- **About this exercise**: Word for word, restate every record.

- **Supplied data**:
—————
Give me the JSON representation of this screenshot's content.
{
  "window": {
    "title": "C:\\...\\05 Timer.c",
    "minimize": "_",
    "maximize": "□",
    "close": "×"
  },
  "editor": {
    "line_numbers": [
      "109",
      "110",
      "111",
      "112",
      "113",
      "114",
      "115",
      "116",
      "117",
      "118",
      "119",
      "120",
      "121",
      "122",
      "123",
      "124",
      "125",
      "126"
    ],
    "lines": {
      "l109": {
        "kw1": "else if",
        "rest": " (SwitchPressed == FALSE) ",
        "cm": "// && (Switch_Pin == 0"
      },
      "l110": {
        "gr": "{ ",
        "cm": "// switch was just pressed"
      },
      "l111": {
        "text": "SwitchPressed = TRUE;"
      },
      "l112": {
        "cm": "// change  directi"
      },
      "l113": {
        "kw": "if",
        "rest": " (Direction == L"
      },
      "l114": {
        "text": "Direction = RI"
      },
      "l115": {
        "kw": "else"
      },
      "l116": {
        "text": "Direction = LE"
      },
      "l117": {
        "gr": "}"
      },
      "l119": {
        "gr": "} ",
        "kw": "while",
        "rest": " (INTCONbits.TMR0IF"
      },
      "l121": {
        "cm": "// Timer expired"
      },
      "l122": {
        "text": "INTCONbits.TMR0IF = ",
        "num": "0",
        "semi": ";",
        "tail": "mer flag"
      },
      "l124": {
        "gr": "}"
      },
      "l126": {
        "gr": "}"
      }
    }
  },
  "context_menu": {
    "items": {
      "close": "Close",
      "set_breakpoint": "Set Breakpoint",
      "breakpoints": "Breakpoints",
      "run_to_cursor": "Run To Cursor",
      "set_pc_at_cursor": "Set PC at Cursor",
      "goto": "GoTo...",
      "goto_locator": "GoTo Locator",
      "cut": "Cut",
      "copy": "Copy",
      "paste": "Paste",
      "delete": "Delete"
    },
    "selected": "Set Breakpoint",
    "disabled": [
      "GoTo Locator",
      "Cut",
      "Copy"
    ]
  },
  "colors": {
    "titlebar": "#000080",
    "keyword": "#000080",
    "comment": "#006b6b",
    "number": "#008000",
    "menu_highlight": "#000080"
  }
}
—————
- **Solution to this exercise**:
Give me the JSON representation of this screenshot's content.
{
  "window": {
    "title": "C:\\...\\05 Timer.c",
    "minimize": "_",
    "maximize": "□",
    "close": "×"
  },
  "editor": {
    "line_numbers": [
      "109",
      "110",
      "111",
      "112",
      "113",
      "114",
      "115",
      "116",
      "117",
      "118",
      "119",
      "120",
      "121",
      "122",
      "123",
      "124",
      "125",
      "126"
    ],
    "lines": {
      "l109": {
        "kw1": "else if",
        "rest": " (SwitchPressed == FALSE) ",
        "cm": "// && (Switch_Pin == 0"
      },
      "l110": {
        "gr": "{ ",
        "cm": "// switch was just pressed"
      },
      "l111": {
        "text": "SwitchPressed = TRUE;"
      },
      "l112": {
        "cm": "// change  directi"
      },
      "l113": {
        "kw": "if",
        "rest": " (Direction == L"
      },
      "l114": {
        "text": "Direction = RI"
      },
      "l115": {
        "kw": "else"
      },
      "l116": {
        "text": "Direction = LE"
      },
      "l117": {
        "gr": "}"
      },
      "l119": {
        "gr": "} ",
        "kw": "while",
        "rest": " (INTCONbits.TMR0IF"
      },
      "l121": {
        "cm": "// Timer expired"
      },
      "l122": {
        "text": "INTCONbits.TMR0IF = ",
        "num": "0",
        "semi": ";",
        "tail": "mer flag"
      },
      "l124": {
        "gr": "}"
      },
      "l126": {
        "gr": "}"
      }
    }
  },
  "context_menu": {
    "items": {
      "close": "Close",
      "set_breakpoint": "Set Breakpoint",
      "breakpoints": "Breakpoints",
      "run_to_cursor": "Run To Cursor",
      "set_pc_at_cursor": "Set PC at Cursor",
      "goto": "GoTo...",
      "goto_locator": "GoTo Locator",
      "cut": "Cut",
      "copy": "Copy",
      "paste": "Paste",
      "delete": "Delete"
    },
    "selected": "Set Breakpoint",
    "disabled": [
      "GoTo Locator",
      "Cut",
      "Copy"
    ]
  },
  "colors": {
    "titlebar": "#000080",
    "keyword": "#000080",
    "comment": "#006b6b",
    "number": "#008000",
    "menu_highlight": "#000080"
  }
}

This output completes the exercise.